Out of nowhere, the mind comes forth. The Diamond Sutra
Working with this koan alters how I might meet the world in two ways. In one twist, it opens life up in a way where I can’t expect anything to happen outside of the now, and in another, the koan takes my attention to my thoughts and opinions about what I come into contact with each moment. …
The fact that I take mundane shrubs, trees, stray cats, and rain squalls for granted or even consider them to be inconvenient nuisances is something the koan quietly forces me to examine more closely. What would life be like without these images, moments, and experiences? Do I create an inner world in which only some of what is present makes it through my ingrained mental filters? If yes, what would happen if I deconstructed these borders and removed them? Maybe everything that graces my life has a subtle extraordinariness and that allowing this connection to blossom on its own is a practice that takes place naturally when I just begin to notice.
Don Dianda, commentary on Zen koans in the Huffington Post

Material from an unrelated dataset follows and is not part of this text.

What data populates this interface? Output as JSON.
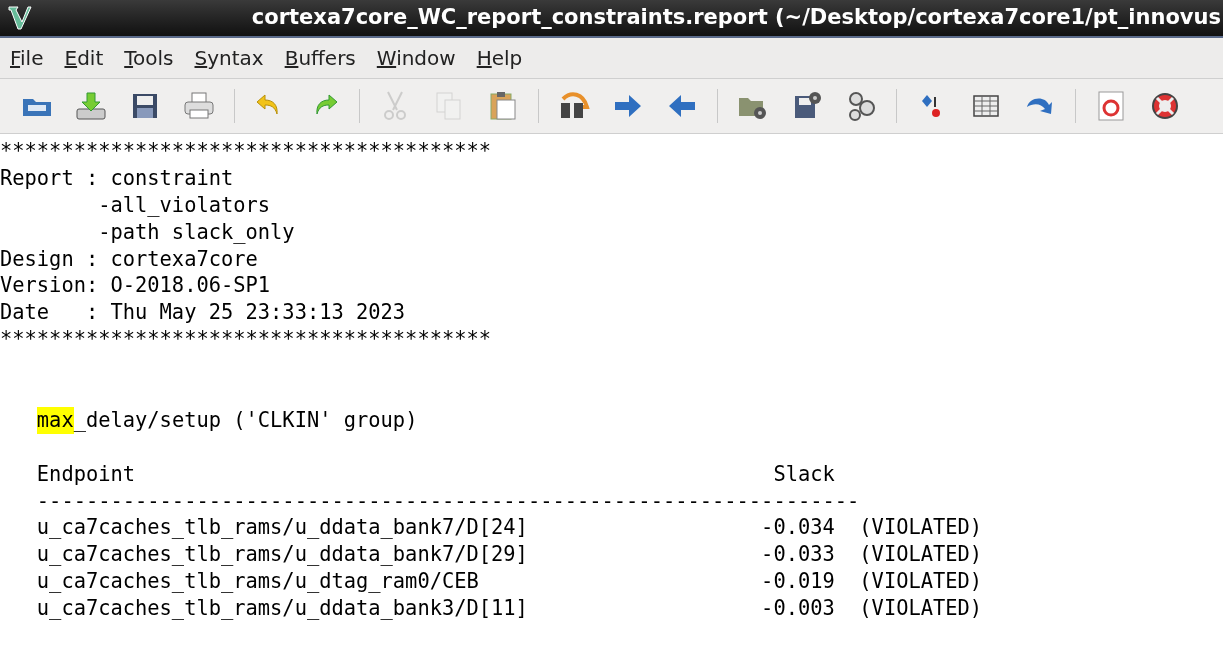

Zen is the opposite of withdrawal from the world. It’s a radical acceptance of life, the pain and suffering no less than the beauty of the dawn skies, of the sea in rain, the mountain dark under morning clouds, and the shopping list. Unless a path leads us back into the world — reincarnates us, as it were — it’s not a complete path. For Zen, this life, this world, is the very absolute. Making a cup of tea, fetching milk from the fridge, standing outside on the front step, watching the remains of a storm drift across the dawn sky, and hearing the drip-drip of rainwater into a puddle from a roof are miracles. The miraculous, in the end, is the fact of anything existing at all.
Henry Shukman, One Blade of Grass: Finding the Old Road of the Heart, a Zen Memoir